Each player also has a pool of resources -- call 'em Influence Chips for now -- that they expend in order to perform actions to shift elements of the situation. Spend a chip to add characterization to an established element, spend three chips to introduce a new element, that sort of thing. Thing is, the only way that you can refresh your Influence is to feed your need, and feeding your need always creates tension, whether it's drinking blood, haunting dreams, or manipulating the stock market (Vampire, Wraith, Technocrat, for those keeping score). Feeding your need always impacts the situation -- it must be a reveal or an address -- which means that the Chosen One might track it back to you.
Conspirators (and perhaps all Situation elements) have an arbitrary number of 'slots' for characterization -- let's say three -- and players will want to keep theirs blank for as long as possible, remaining in the shadows. Other players will want to fill in your slots, revealing elements of your conspirator, and eventually exposing them. In other words, you start out the game not knowing what your conspirator's true nature is -- are they a hungry ghost, a vampire lich, a dark faerie lord, a grey from beyond the stars? -- and through the course of the game the other players will be striving to shift the situation in such a way that lets them characterize your conspirator. Once all three of your characterization slots are defined, you are "exposed" -- I imagine this means you can no longer use your facades, but have some potent personal abilities and a heavy turn-by-turn drain on resources (which you can then replenish, ratcheting tension). Needless to say, since the Chosen One is the main character, characterization of the conspirator always happens when the Chosen One finds out something about you. All the players around the table, then, will be motivated to make the Chosen One curious, prodding her with mysterious deaths and kidnapped friends, in the hopes of directing that curiousity at their opponents.
Which is nice and all, but I'm still groping after the end game or goal, the determination of how the world gets transformed and the situation resolves. I mean, I could totally bail out and do it the cowardly way, saying that, for instance, the last unexposed conspirator gets to narrate the end of the world / preservation of the status quo. Alternately, I could introduce some sort of investment mechanic where players flag certain elements in the situation as "significant" and if/when they all get connected (via relationships) to the Chosen One, the apocalypse occurs and the world is transformed. Facades are already in play as elements and carry some player investment; perhaps any need-feeding flags the involved elements as significant. The only thing missing from that is an incentive for the players to ever forge those relationships -- perhaps whoever has the most Facades/Influence/Points/Whatever survives the transformation, and the others don't. If it's a threshold, it would be possible for two players to win and the others to lose, or even everybody to survive the world-transformation, for that matter (the "Super Happy Ending").

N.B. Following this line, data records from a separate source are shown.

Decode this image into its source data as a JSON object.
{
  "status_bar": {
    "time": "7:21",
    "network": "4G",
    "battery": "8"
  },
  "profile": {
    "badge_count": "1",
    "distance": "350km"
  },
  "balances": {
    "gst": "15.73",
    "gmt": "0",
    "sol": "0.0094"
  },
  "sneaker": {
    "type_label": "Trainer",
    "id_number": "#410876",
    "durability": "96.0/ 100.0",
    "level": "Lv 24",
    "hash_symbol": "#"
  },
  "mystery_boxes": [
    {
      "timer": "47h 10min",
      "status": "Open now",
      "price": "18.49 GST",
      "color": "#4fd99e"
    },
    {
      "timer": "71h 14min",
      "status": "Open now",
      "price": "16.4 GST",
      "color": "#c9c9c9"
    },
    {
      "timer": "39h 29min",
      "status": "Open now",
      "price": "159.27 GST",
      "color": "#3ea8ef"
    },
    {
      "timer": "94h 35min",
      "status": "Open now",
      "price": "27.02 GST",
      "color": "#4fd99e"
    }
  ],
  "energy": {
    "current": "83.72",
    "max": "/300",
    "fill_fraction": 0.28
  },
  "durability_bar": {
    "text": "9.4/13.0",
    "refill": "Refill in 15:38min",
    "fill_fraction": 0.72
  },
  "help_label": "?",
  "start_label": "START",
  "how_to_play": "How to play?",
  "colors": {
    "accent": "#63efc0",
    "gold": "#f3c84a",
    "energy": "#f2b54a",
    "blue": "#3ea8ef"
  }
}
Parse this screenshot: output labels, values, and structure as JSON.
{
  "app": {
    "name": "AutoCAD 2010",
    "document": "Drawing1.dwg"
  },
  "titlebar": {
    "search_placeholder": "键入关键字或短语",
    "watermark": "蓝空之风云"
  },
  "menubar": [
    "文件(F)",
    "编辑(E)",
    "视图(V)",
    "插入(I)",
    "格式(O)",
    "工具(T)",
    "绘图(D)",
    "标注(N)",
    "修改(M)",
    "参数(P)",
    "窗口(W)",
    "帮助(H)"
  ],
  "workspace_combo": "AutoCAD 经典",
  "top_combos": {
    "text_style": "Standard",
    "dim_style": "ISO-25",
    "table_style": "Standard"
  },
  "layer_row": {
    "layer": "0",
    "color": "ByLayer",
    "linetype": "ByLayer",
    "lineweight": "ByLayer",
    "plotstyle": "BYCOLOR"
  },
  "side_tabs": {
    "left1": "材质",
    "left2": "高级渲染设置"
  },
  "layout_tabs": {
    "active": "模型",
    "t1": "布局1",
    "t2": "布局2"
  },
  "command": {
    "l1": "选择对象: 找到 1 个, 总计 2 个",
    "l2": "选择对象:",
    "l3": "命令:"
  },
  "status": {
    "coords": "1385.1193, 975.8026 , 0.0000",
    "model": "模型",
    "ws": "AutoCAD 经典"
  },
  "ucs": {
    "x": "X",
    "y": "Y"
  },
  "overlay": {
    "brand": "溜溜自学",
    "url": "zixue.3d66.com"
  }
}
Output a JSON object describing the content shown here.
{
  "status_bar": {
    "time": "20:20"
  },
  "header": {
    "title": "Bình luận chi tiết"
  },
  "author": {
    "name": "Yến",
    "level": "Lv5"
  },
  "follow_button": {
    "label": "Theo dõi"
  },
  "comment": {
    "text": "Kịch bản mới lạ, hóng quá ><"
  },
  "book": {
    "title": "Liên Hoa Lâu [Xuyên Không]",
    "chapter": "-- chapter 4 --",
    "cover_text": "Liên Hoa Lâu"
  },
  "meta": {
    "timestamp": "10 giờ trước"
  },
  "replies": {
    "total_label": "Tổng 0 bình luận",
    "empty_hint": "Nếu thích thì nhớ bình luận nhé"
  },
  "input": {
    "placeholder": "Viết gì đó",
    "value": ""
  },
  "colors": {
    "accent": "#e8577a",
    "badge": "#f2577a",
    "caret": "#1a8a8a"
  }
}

There are lots more specifics to be hashed out and I suspect such a game would need some terrifically complex balancing of the mechanics to not spin out of control too easily. However, so far I've got hiding in the shadows, backstabbing, encounters with the Other, pulling strings, and dark secrets. I think they're even supported by the system rather than suggested by the color. Now I suppose it's time to put this on 'simmer' for a while and see if it fades away as a diverting thought experiment or sticks around as a project worth spending some real development time on.